You’re reading this page because you’ve suggested that “14 people control the Internet through the DNSSEC root keys”. If you’re unlucky, you might be a journalist preparing a story about those people. Stop!
DNSSEC doesn’t do anything. Dramatic ceremonies notwithstanding, if the secret DNSSEC keys leaked on Pastebin tomorrow, it’s unlikely that anything would break.
Practically all commerce on the Internet happens without DNSSEC. Web browsers don’t support it. or DANE, the DNSSEC-based replacement for certificate authorities. Most DNS domains don’t either. If you log in to your online banking and wire money to Transnistria, no DNSSEC will happen.
Maybe you have a source suggesting otherwise. Ask them to be specific. For instance: of the 5 largest US banks, which of them are enrolled in DNSSEC? After reading this, I’ll bet you can guess the answer. Are the banks just stupid? No: they have some of the best security teams in the world, and they think DNSSEC is a bad idea.
Isn’t it a big deal that the Internet’s DNS lookups are protected? Nope. The architects of the web’s security protocols assumed that the DNS would be insecure. When technologists discuss “certificates” and “certificate authorities”, (and “HSTS” and “HPKP” and I can go on but I won’t) they’re talking about cryptography built to work around the insecure DNS. The Internet works fine without DNSSEC.
Of course, this pretty much has to be true. .COM didn’t support DNSSEC until Spring 2011. Global commerce migrated online many years before that. If DNSSEC is so important, how did this stuff work before 2011?
If DNSSEC is so pointless, why do people care about it so much?
A funny thing happened between 1994 and 2011, while the IETF worked furiously to design DNSSEC: we figured out how to secure the Internet without securing the DNS. The market moved faster than the standard, and the standard was left struggling for a reason to exist. Hundreds of people have invested their reputations in DNSSEC and are loathe to see it fail. That’s unfortunate. But it’s also one of the oldest stories in technology standards.

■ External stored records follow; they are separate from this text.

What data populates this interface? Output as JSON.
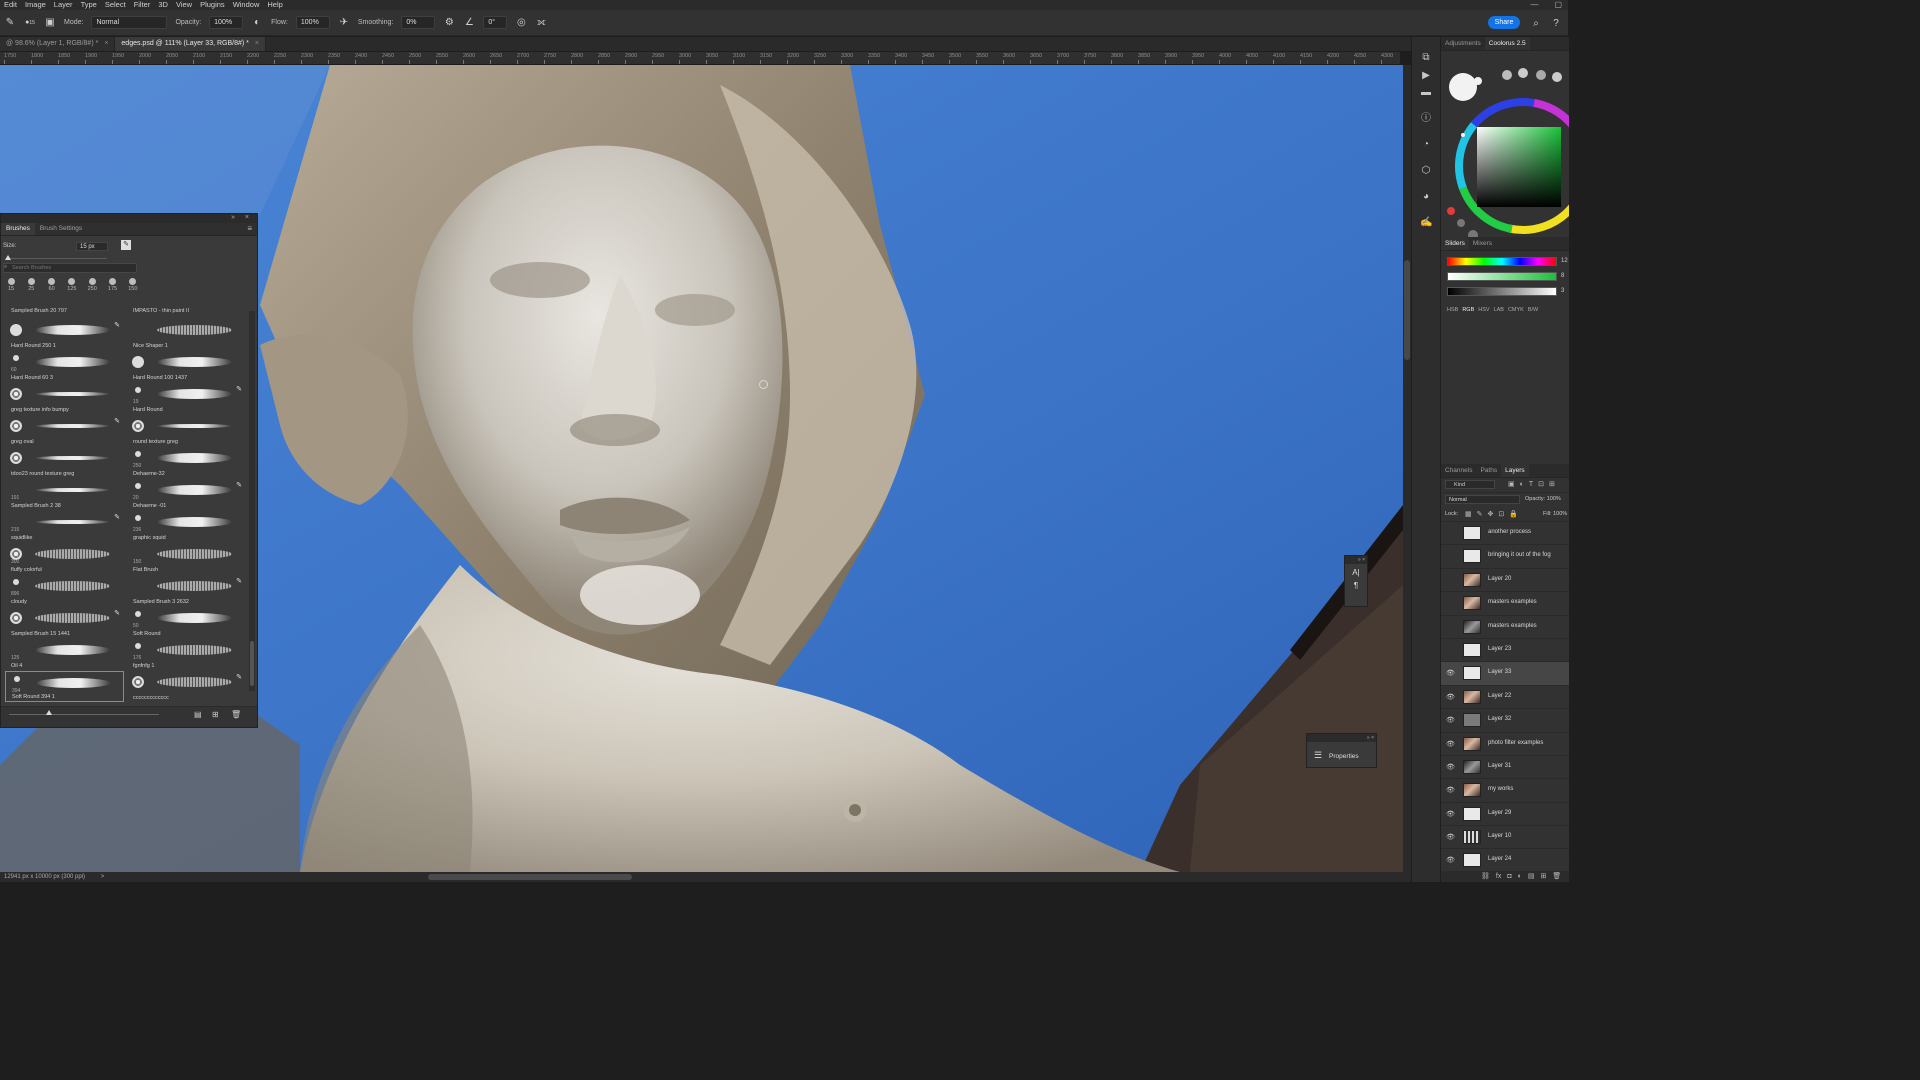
{
  "menu": [
    "Edit",
    "Image",
    "Layer",
    "Type",
    "Select",
    "Filter",
    "3D",
    "View",
    "Plugins",
    "Window",
    "Help"
  ],
  "window_controls": [
    "—",
    "▢"
  ],
  "options": {
    "mode_label": "Mode:",
    "mode_value": "Normal",
    "opacity_label": "Opacity:",
    "opacity_value": "100%",
    "flow_label": "Flow:",
    "flow_value": "100%",
    "smoothing_label": "Smoothing:",
    "smoothing_value": "0%",
    "angle_value": "0°",
    "brush_size_value": "15",
    "share_label": "Share"
  },
  "tabs": [
    {
      "label": "@ 98.6% (Layer 1, RGB/8#) *",
      "close": "×",
      "active": false
    },
    {
      "label": "edges.psd @ 111% (Layer 33, RGB/8#) *",
      "close": "×",
      "active": true
    }
  ],
  "ruler": [
    "1750",
    "1800",
    "1850",
    "1900",
    "1950",
    "2000",
    "2050",
    "2100",
    "2150",
    "2200",
    "2250",
    "2300",
    "2350",
    "2400",
    "2450",
    "2500",
    "2550",
    "2600",
    "2650",
    "2700",
    "2750",
    "2800",
    "2850",
    "2900",
    "2950",
    "3000",
    "3050",
    "3100",
    "3150",
    "3200",
    "3250",
    "3300",
    "3350",
    "3400",
    "3450",
    "3500",
    "3550",
    "3600",
    "3650",
    "3700",
    "3750",
    "3800",
    "3850",
    "3900",
    "3950",
    "4000",
    "4050",
    "4100",
    "4150",
    "4200",
    "4250",
    "4300"
  ],
  "status": {
    "doc_size": "12941 px x 10000 px (300 ppi)",
    "arrow": ">"
  },
  "brushes_panel": {
    "tabs": [
      "Brushes",
      "Brush Settings"
    ],
    "size_label": "Size:",
    "size_value": "15 px",
    "search_placeholder": "Search Brushes",
    "presets": [
      "15",
      "25",
      "60",
      "125",
      "250",
      "175",
      "150"
    ],
    "header_left": "Sampled Brush 20 797",
    "header_right": "IMPASTO - thin paint II",
    "rows": [
      [
        {
          "name": "Hard Round 250 1",
          "size": "",
          "tip": "big",
          "stroke": "normal"
        },
        {
          "name": "Nice Shaper 1",
          "size": "",
          "tip": "none",
          "stroke": "rough"
        }
      ],
      [
        {
          "name": "Hard Round 60 3",
          "size": "60",
          "tip": "small",
          "stroke": "normal"
        },
        {
          "name": "Hard Round 100 1437",
          "size": "",
          "tip": "big",
          "stroke": "normal"
        }
      ],
      [
        {
          "name": "greg texture info bumpy",
          "size": "",
          "tip": "tex",
          "stroke": "thin"
        },
        {
          "name": "Hard Round",
          "size": "19",
          "tip": "small",
          "stroke": "normal"
        }
      ],
      [
        {
          "name": "greg oval",
          "size": "",
          "tip": "tex",
          "stroke": "thin"
        },
        {
          "name": "round texture greg",
          "size": "",
          "tip": "tex",
          "stroke": "thin"
        }
      ],
      [
        {
          "name": "tdoo23 round texture greg",
          "size": "",
          "tip": "tex",
          "stroke": "thin"
        },
        {
          "name": "Dehaeme-32",
          "size": "250",
          "tip": "small",
          "stroke": "normal"
        }
      ],
      [
        {
          "name": "Sampled Brush 2 38",
          "size": "191",
          "tip": "none",
          "stroke": "thin"
        },
        {
          "name": "Dehaeme -01",
          "size": "20",
          "tip": "small",
          "stroke": "normal"
        }
      ],
      [
        {
          "name": "squidlike",
          "size": "215",
          "tip": "none",
          "stroke": "thin"
        },
        {
          "name": "graphic squid",
          "size": "236",
          "tip": "small",
          "stroke": "normal"
        }
      ],
      [
        {
          "name": "fluffy colorful",
          "size": "300",
          "tip": "tex",
          "stroke": "rough"
        },
        {
          "name": "Flat Brush",
          "size": "150",
          "tip": "none",
          "stroke": "rough"
        }
      ],
      [
        {
          "name": "cloudy",
          "size": "896",
          "tip": "small",
          "stroke": "rough"
        },
        {
          "name": "Sampled Brush 3 2632",
          "size": "",
          "tip": "none",
          "stroke": "rough"
        }
      ],
      [
        {
          "name": "Sampled Brush 15 1441",
          "size": "",
          "tip": "tex",
          "stroke": "rough"
        },
        {
          "name": "Soft Round",
          "size": "50",
          "tip": "small",
          "stroke": "normal"
        }
      ],
      [
        {
          "name": "Oil 4",
          "size": "125",
          "tip": "none",
          "stroke": "normal"
        },
        {
          "name": "fgnfnfg 1",
          "size": "176",
          "tip": "small",
          "stroke": "rough"
        }
      ],
      [
        {
          "name": "Soft Round 394 1",
          "size": "394",
          "tip": "small",
          "stroke": "normal",
          "selected": true
        },
        {
          "name": "ccccccccccccc",
          "size": "",
          "tip": "tex",
          "stroke": "rough"
        }
      ]
    ]
  },
  "right_panel": {
    "top_tabs": [
      "Adjustments",
      "Coolorus 2.5"
    ],
    "slider_tabs": [
      "Sliders",
      "Mixers"
    ],
    "slider_values": [
      "12",
      "8",
      "3"
    ],
    "color_modes": [
      "HSB",
      "RGB",
      "HSV",
      "LAB",
      "CMYK",
      "B/W"
    ],
    "layer_tabs": [
      "Channels",
      "Paths",
      "Layers"
    ],
    "kind_label": "Kind",
    "blend_mode": "Normal",
    "opacity_label": "Opacity:",
    "opacity_value": "100%",
    "lock_label": "Lock:",
    "fill_label": "Fill:",
    "fill_value": "100%",
    "layers": [
      {
        "name": "another process",
        "visible": false,
        "thumb": "white"
      },
      {
        "name": "bringing it out of the fog",
        "visible": false,
        "thumb": "white"
      },
      {
        "name": "Layer 20",
        "visible": false,
        "thumb": "photo"
      },
      {
        "name": "masters examples",
        "visible": false,
        "thumb": "photo"
      },
      {
        "name": "masters examples",
        "visible": false,
        "thumb": "dark"
      },
      {
        "name": "Layer 23",
        "visible": false,
        "thumb": "white"
      },
      {
        "name": "Layer 33",
        "visible": true,
        "thumb": "white",
        "active": true
      },
      {
        "name": "Layer 22",
        "visible": true,
        "thumb": "photo"
      },
      {
        "name": "Layer 32",
        "visible": true,
        "thumb": "grey"
      },
      {
        "name": "photo filter examples",
        "visible": true,
        "thumb": "photo"
      },
      {
        "name": "Layer 31",
        "visible": true,
        "thumb": "dark"
      },
      {
        "name": "my works",
        "visible": true,
        "thumb": "photo"
      },
      {
        "name": "Layer 29",
        "visible": true,
        "thumb": "white"
      },
      {
        "name": "Layer 10",
        "visible": true,
        "thumb": "stripes"
      },
      {
        "name": "Layer 24",
        "visible": true,
        "thumb": "white"
      }
    ]
  },
  "floating": {
    "properties_label": "Properties",
    "char_icons": [
      "A|",
      "¶"
    ]
  },
  "colors": {
    "accent": "#1473e6",
    "selected_brush": "#e0703a",
    "sky": "#3f78c9"
  }
}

There’s a real story in DNSSEC, but it’s not a happy one. To justify DNSSEC, standards groups hatched a plan to move the web’s security certificates into the DNS. With a secure DNS, the logic went, we’d no longer need to pay certificate authorities for SSL certificates. This scheme is called DANE.
DANE gives the power to create security certificates to whoever controls the DNS. The cryptographic keys in those certificates are an obstacle to government-sponsored dragnet surveillance. With DANE, guess who controls the certificates? Had DANE been deployed while he was alive, Muammar Gadaffi would have controlled the keys for BIT.LY. For GOOGLE.COM and APPLE.COM, that’d be the United States Government.
DNSSEC is the world’s most ambitious key escrow scheme: a backdoor that hands over control of Internet cryptography to world governments. Thankfully, it’s also a total market failure. We should hope it stays that way.